In This Chapter
Understanding what multiplication and division are and how they work
Performing big-number multiplication without a calculator
Recognizing special cases that make multiplication and division easy
Performing basic short and long division
Multiplication and division are parts of basic math, and they're as essential as addition and subtraction (see the preceding chapter). The good news is that just about everybody learned multiplication and division in elementary school. The bad news is that many people have forgotten how to do these operations. And if you didn't like math in your earlier school years, you probably forgot even faster.
Note: We're not going to make excuses for you — you need to be responsible for your own knowledge — but if you struggle with math fundamentals, it may not be entirely your fault. 1989 brought a considerable change to math teaching standards, with a decrease in learning fundamentals, so depending on your age, you may have been a victim of the early "new math" instruction and may not have gotten all the basics you needed.

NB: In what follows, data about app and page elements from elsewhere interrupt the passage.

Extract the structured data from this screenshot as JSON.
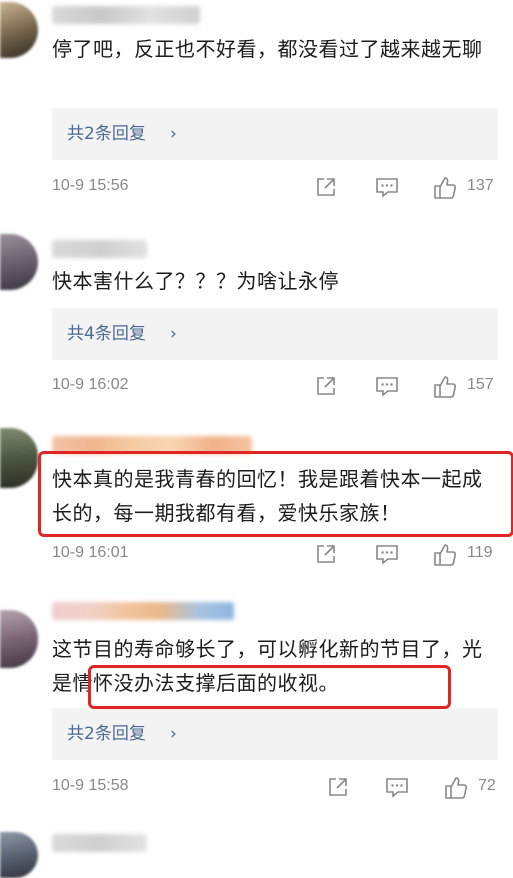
{
  "comments": [
    {
      "text": "停了吧，反正也不好看，都没看过了越来越无聊",
      "reply_label": "共2条回复",
      "time": "10-9 15:56",
      "likes": "137"
    },
    {
      "text": "快本害什么了？？？为啥让永停",
      "reply_label": "共4条回复",
      "time": "10-9 16:02",
      "likes": "157"
    },
    {
      "text": "快本真的是我青春的回忆！我是跟着快本一起成长的，每一期我都有看，爱快乐家族！",
      "time": "10-9 16:01",
      "likes": "119"
    },
    {
      "text_part1": "这节目的寿命够长了，可以孵化新的节目了，",
      "text_part2": "光是情怀没办法支撑后面的收视。",
      "reply_label": "共2条回复",
      "time": "10-9 15:58",
      "likes": "72"
    }
  ],
  "icons": {
    "share": "share-icon",
    "comment": "comment-icon",
    "like": "thumb-up-icon",
    "chevron": "chevron-right-icon"
  },
  "colors": {
    "link": "#4a6a93",
    "highlight": "#e02525",
    "meta": "#888888"
  }
}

If you had problems with multiplication and division in elementary, middle, or high school, be troubled no more. They're simpler than you may remember.
And they're important. Why? Because they're essential to your work, whether you multiply pounds of cement or bytes in a disk sector or divide fluids or flour. And the conversion of all weights and measures requires multiplication ...